*** Opening of INPUT DATA ***

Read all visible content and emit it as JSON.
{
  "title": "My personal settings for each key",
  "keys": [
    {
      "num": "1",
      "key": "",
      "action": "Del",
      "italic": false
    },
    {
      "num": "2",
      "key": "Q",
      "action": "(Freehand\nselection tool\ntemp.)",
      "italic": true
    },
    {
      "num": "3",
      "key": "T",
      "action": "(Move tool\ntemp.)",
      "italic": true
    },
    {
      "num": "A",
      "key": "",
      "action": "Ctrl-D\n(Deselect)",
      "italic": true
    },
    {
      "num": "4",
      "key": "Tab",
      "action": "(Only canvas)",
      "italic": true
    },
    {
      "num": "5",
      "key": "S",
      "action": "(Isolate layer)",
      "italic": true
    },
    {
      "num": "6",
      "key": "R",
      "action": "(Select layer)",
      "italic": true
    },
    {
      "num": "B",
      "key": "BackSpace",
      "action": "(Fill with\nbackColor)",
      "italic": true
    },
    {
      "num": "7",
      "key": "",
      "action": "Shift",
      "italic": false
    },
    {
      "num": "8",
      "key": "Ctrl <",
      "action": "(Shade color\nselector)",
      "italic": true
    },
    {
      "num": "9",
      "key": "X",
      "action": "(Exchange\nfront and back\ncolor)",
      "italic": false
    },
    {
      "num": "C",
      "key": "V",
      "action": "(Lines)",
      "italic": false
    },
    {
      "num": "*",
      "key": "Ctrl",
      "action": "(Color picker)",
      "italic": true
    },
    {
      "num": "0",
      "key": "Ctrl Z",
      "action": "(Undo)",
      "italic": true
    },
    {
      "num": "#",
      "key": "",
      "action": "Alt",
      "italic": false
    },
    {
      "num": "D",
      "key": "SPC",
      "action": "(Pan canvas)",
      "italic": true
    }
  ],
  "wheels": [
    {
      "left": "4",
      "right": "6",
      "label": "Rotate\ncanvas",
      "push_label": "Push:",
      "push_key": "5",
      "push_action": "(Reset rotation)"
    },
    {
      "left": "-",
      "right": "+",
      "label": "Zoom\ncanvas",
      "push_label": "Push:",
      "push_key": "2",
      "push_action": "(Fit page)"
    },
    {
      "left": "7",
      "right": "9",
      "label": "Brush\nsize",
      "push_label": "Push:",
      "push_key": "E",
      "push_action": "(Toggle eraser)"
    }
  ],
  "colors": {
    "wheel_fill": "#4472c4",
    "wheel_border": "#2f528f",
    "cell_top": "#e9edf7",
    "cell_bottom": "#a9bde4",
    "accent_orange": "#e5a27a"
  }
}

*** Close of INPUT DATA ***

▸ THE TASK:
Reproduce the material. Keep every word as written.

▸ OUTPUT OF THE EXERCISE:
Read all visible content and emit it as JSON.
{
  "title": "My personal settings for each key",
  "keys": [
    {
      "num": "1",
      "key": "",
      "action": "Del",
      "italic": false
    },
    {
      "num": "2",
      "key": "Q",
      "action": "(Freehand\nselection tool\ntemp.)",
      "italic": true
    },
    {
      "num": "3",
      "key": "T",
      "action": "(Move tool\ntemp.)",
      "italic": true
    },
    {
      "num": "A",
      "key": "",
      "action": "Ctrl-D\n(Deselect)",
      "italic": true
    },
    {
      "num": "4",
      "key": "Tab",
      "action": "(Only canvas)",
      "italic": true
    },
    {
      "num": "5",
      "key": "S",
      "action": "(Isolate layer)",
      "italic": true
    },
    {
      "num": "6",
      "key": "R",
      "action": "(Select layer)",
      "italic": true
    },
    {
      "num": "B",
      "key": "BackSpace",
      "action": "(Fill with\nbackColor)",
      "italic": true
    },
    {
      "num": "7",
      "key": "",
      "action": "Shift",
      "italic": false
    },
    {
      "num": "8",
      "key": "Ctrl <",
      "action": "(Shade color\nselector)",
      "italic": true
    },
    {
      "num": "9",
      "key": "X",
      "action": "(Exchange\nfront and back\ncolor)",
      "italic": false
    },
    {
      "num": "C",
      "key": "V",
      "action": "(Lines)",
      "italic": false
    },
    {
      "num": "*",
      "key": "Ctrl",
      "action": "(Color picker)",
      "italic": true
    },
    {
      "num": "0",
      "key": "Ctrl Z",
      "action": "(Undo)",
      "italic": true
    },
    {
      "num": "#",
      "key": "",
      "action": "Alt",
      "italic": false
    },
    {
      "num": "D",
      "key": "SPC",
      "action": "(Pan canvas)",
      "italic": true
    }
  ],
  "wheels": [
    {
      "left": "4",
      "right": "6",
      "label": "Rotate\ncanvas",
      "push_label": "Push:",
      "push_key": "5",
      "push_action": "(Reset rotation)"
    },
    {
      "left": "-",
      "right": "+",
      "label": "Zoom\ncanvas",
      "push_label": "Push:",
      "push_key": "2",
      "push_action": "(Fit page)"
    },
    {
      "left": "7",
      "right": "9",
      "label": "Brush\nsize",
      "push_label": "Push:",
      "push_key": "E",
      "push_action": "(Toggle eraser)"
    }
  ],
  "colors": {
    "wheel_fill": "#4472c4",
    "wheel_border": "#2f528f",
    "cell_top": "#e9edf7",
    "cell_bottom": "#a9bde4",
    "accent_orange": "#e5a27a"
  }
}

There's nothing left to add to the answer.